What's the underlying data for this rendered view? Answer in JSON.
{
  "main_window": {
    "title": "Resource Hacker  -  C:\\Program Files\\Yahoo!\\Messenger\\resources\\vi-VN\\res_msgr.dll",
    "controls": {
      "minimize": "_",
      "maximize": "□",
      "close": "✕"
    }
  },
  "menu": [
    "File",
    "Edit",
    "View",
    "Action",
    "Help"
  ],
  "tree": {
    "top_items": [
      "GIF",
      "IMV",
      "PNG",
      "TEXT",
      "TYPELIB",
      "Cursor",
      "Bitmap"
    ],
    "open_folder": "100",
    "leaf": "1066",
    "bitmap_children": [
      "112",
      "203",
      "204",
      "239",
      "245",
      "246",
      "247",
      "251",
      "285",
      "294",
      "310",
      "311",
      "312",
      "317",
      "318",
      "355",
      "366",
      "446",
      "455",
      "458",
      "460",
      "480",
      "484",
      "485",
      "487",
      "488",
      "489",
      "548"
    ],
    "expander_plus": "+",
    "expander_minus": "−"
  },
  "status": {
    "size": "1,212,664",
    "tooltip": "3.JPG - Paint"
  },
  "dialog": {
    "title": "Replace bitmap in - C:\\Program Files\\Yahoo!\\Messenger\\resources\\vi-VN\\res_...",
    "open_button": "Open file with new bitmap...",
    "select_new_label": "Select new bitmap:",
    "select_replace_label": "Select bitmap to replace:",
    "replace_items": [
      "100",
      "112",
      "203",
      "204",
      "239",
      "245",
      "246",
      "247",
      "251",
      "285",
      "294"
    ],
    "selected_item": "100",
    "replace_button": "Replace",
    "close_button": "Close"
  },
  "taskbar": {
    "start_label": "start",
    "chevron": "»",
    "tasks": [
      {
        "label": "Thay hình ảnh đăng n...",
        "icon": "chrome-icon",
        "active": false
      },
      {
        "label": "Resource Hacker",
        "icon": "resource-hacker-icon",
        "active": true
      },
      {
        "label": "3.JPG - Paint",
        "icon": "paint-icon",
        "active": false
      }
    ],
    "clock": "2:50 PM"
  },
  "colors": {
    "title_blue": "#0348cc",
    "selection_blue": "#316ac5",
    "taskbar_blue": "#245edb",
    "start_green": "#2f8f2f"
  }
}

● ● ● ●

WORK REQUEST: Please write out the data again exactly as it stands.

SOLVED PROBLEM:
What's the underlying data for this rendered view? Answer in JSON.
{
  "main_window": {
    "title": "Resource Hacker  -  C:\\Program Files\\Yahoo!\\Messenger\\resources\\vi-VN\\res_msgr.dll",
    "controls": {
      "minimize": "_",
      "maximize": "□",
      "close": "✕"
    }
  },
  "menu": [
    "File",
    "Edit",
    "View",
    "Action",
    "Help"
  ],
  "tree": {
    "top_items": [
      "GIF",
      "IMV",
      "PNG",
      "TEXT",
      "TYPELIB",
      "Cursor",
      "Bitmap"
    ],
    "open_folder": "100",
    "leaf": "1066",
    "bitmap_children": [
      "112",
      "203",
      "204",
      "239",
      "245",
      "246",
      "247",
      "251",
      "285",
      "294",
      "310",
      "311",
      "312",
      "317",
      "318",
      "355",
      "366",
      "446",
      "455",
      "458",
      "460",
      "480",
      "484",
      "485",
      "487",
      "488",
      "489",
      "548"
    ],
    "expander_plus": "+",
    "expander_minus": "−"
  },
  "status": {
    "size": "1,212,664",
    "tooltip": "3.JPG - Paint"
  },
  "dialog": {
    "title": "Replace bitmap in - C:\\Program Files\\Yahoo!\\Messenger\\resources\\vi-VN\\res_...",
    "open_button": "Open file with new bitmap...",
    "select_new_label": "Select new bitmap:",
    "select_replace_label": "Select bitmap to replace:",
    "replace_items": [
      "100",
      "112",
      "203",
      "204",
      "239",
      "245",
      "246",
      "247",
      "251",
      "285",
      "294"
    ],
    "selected_item": "100",
    "replace_button": "Replace",
    "close_button": "Close"
  },
  "taskbar": {
    "start_label": "start",
    "chevron": "»",
    "tasks": [
      {
        "label": "Thay hình ảnh đăng n...",
        "icon": "chrome-icon",
        "active": false
      },
      {
        "label": "Resource Hacker",
        "icon": "resource-hacker-icon",
        "active": true
      },
      {
        "label": "3.JPG - Paint",
        "icon": "paint-icon",
        "active": false
      }
    ],
    "clock": "2:50 PM"
  },
  "colors": {
    "title_blue": "#0348cc",
    "selection_blue": "#316ac5",
    "taskbar_blue": "#245edb",
    "start_green": "#2f8f2f"
  }
}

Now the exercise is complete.